Exercise data:

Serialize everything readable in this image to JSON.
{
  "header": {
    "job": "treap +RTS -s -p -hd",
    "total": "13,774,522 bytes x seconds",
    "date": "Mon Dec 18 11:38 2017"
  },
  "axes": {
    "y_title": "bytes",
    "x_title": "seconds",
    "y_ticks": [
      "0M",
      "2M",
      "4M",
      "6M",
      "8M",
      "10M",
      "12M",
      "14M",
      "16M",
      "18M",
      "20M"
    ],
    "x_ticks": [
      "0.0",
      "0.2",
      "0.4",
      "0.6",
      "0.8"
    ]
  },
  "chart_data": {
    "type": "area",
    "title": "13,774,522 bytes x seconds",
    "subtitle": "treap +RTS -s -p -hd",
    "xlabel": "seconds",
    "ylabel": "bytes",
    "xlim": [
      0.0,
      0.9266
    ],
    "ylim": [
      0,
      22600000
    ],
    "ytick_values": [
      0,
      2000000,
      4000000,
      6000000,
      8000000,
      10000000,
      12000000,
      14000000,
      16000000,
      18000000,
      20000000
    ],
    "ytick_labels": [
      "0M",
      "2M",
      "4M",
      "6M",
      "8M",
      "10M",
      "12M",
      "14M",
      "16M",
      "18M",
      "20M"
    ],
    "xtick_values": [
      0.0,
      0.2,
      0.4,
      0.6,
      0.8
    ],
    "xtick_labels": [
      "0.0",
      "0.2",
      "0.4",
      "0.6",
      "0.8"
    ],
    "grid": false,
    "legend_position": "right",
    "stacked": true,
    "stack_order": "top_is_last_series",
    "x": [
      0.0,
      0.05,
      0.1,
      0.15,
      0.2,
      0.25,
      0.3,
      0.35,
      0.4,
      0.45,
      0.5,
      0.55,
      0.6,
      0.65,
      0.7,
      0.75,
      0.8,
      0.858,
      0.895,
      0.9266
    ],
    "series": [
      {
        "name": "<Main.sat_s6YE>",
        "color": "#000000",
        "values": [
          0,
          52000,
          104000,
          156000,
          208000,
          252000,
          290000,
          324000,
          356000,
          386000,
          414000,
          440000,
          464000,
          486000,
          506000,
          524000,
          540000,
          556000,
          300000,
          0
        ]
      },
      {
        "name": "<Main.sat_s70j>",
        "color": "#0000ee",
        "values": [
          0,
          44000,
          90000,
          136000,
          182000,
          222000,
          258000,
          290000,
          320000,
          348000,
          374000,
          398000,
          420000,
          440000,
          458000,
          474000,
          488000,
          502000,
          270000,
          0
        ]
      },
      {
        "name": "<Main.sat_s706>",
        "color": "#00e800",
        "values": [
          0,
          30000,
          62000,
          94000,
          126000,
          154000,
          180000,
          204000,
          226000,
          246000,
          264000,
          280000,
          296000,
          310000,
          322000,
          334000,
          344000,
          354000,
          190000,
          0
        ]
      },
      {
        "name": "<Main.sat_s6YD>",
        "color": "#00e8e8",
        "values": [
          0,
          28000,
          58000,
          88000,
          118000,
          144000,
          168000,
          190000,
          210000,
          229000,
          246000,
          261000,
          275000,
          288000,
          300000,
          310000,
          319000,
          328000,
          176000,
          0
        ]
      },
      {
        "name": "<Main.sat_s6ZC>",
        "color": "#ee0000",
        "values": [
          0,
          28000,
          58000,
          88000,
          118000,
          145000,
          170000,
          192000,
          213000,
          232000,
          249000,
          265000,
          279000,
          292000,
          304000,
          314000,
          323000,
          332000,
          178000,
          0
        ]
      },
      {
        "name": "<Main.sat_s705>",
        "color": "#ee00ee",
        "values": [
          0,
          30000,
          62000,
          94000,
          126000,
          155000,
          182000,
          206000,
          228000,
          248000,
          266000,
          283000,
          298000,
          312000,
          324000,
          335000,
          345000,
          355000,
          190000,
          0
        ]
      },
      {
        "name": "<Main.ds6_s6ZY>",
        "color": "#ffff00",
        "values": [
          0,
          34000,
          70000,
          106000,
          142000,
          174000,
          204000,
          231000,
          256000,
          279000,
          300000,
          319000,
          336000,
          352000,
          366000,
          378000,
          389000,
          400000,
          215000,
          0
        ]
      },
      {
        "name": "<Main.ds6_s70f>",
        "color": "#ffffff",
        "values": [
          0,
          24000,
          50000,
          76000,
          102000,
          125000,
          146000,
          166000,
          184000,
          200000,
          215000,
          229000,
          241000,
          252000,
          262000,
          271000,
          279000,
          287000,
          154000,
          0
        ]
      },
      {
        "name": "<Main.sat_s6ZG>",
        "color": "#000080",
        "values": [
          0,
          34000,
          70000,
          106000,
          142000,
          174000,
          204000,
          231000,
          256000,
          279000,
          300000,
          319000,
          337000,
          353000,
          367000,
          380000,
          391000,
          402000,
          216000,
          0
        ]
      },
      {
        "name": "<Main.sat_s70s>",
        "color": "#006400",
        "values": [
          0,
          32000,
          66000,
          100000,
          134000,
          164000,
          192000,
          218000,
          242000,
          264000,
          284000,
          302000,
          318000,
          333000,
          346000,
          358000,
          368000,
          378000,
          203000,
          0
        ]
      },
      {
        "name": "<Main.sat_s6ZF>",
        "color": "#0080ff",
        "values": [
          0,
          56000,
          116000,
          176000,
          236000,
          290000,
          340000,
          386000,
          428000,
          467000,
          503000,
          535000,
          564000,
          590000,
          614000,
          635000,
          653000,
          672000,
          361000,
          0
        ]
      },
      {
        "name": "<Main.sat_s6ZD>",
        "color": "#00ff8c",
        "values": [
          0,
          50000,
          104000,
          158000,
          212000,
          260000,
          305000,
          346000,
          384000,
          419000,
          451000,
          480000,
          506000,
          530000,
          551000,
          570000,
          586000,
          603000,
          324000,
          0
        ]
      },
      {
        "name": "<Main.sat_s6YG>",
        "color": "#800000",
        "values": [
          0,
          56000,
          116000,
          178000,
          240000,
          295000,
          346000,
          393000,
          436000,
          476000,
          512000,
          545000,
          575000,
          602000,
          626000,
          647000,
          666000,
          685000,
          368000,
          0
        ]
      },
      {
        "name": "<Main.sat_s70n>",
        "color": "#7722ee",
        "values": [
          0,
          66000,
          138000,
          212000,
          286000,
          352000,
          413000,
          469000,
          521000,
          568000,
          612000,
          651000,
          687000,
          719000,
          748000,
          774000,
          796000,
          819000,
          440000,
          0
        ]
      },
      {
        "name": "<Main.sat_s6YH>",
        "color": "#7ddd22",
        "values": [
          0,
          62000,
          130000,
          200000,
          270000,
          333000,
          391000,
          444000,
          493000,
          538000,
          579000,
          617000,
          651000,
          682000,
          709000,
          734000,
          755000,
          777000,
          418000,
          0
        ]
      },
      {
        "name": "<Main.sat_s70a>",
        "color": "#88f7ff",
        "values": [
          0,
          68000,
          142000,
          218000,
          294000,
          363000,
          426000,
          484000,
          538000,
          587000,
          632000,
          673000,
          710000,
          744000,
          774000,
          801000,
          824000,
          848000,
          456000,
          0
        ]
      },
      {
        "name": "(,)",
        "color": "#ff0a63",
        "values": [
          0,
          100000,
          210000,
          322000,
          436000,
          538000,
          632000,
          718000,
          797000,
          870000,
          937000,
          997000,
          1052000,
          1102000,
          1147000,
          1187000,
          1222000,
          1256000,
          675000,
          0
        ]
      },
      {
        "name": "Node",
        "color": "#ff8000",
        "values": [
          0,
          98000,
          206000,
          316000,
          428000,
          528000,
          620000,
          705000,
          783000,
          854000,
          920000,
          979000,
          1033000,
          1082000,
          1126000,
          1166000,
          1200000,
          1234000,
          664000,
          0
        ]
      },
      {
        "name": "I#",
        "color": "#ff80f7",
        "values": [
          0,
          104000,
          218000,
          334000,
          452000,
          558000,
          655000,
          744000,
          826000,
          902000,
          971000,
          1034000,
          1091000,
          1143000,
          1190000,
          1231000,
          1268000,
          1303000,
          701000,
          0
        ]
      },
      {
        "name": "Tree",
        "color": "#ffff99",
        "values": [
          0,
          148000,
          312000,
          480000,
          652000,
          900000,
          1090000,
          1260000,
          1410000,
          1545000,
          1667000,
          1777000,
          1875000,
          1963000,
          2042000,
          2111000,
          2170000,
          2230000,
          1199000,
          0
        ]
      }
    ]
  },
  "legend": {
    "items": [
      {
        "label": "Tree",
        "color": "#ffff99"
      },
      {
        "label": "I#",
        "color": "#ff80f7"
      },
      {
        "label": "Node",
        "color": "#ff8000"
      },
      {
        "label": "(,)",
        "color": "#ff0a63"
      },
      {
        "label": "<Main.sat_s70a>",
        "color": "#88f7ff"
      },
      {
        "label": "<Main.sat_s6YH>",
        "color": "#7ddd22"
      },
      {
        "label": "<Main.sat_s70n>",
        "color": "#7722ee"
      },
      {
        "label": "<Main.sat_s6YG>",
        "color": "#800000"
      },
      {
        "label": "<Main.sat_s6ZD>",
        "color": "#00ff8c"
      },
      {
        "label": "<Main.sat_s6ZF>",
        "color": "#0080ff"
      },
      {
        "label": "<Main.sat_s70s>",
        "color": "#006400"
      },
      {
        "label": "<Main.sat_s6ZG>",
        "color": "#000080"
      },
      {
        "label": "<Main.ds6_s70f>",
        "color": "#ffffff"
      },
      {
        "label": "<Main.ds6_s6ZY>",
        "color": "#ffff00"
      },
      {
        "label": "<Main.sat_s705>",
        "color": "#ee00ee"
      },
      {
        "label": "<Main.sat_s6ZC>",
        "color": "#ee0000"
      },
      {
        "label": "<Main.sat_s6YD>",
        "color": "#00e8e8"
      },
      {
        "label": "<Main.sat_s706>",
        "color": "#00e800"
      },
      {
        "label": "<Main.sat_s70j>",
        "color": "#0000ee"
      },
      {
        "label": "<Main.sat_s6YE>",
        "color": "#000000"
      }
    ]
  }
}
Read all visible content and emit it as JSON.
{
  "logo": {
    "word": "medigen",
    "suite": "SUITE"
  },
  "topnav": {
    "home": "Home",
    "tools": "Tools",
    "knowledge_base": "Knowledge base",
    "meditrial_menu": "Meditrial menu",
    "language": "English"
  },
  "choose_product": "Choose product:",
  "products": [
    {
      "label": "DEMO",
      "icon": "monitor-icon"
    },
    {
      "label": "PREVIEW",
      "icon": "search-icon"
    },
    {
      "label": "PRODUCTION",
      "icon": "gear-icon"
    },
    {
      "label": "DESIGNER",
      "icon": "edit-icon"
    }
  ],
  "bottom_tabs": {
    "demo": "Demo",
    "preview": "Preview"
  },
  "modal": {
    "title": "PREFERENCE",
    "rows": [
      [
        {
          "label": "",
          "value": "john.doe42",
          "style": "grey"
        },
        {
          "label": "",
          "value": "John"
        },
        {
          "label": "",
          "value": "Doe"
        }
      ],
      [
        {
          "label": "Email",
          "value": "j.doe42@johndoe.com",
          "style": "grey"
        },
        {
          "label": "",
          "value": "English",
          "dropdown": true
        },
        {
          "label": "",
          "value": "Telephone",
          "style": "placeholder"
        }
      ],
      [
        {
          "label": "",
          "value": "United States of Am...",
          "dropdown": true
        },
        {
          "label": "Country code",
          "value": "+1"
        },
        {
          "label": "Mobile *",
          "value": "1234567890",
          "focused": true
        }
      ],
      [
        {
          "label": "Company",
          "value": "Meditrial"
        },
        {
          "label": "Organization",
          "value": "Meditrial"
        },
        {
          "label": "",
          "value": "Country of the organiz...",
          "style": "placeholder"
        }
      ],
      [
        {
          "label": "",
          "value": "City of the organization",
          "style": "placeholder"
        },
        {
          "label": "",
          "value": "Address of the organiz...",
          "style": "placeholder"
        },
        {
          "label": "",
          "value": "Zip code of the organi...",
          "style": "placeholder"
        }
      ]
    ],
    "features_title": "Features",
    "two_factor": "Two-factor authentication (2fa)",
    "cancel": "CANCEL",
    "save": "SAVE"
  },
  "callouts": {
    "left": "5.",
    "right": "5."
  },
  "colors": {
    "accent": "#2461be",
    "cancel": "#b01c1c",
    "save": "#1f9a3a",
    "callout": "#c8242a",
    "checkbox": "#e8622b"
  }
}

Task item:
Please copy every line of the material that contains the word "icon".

Task response:
      "icon": "monitor-icon"
      "icon": "search-icon"
      "icon": "gear-icon"
      "icon": "edit-icon"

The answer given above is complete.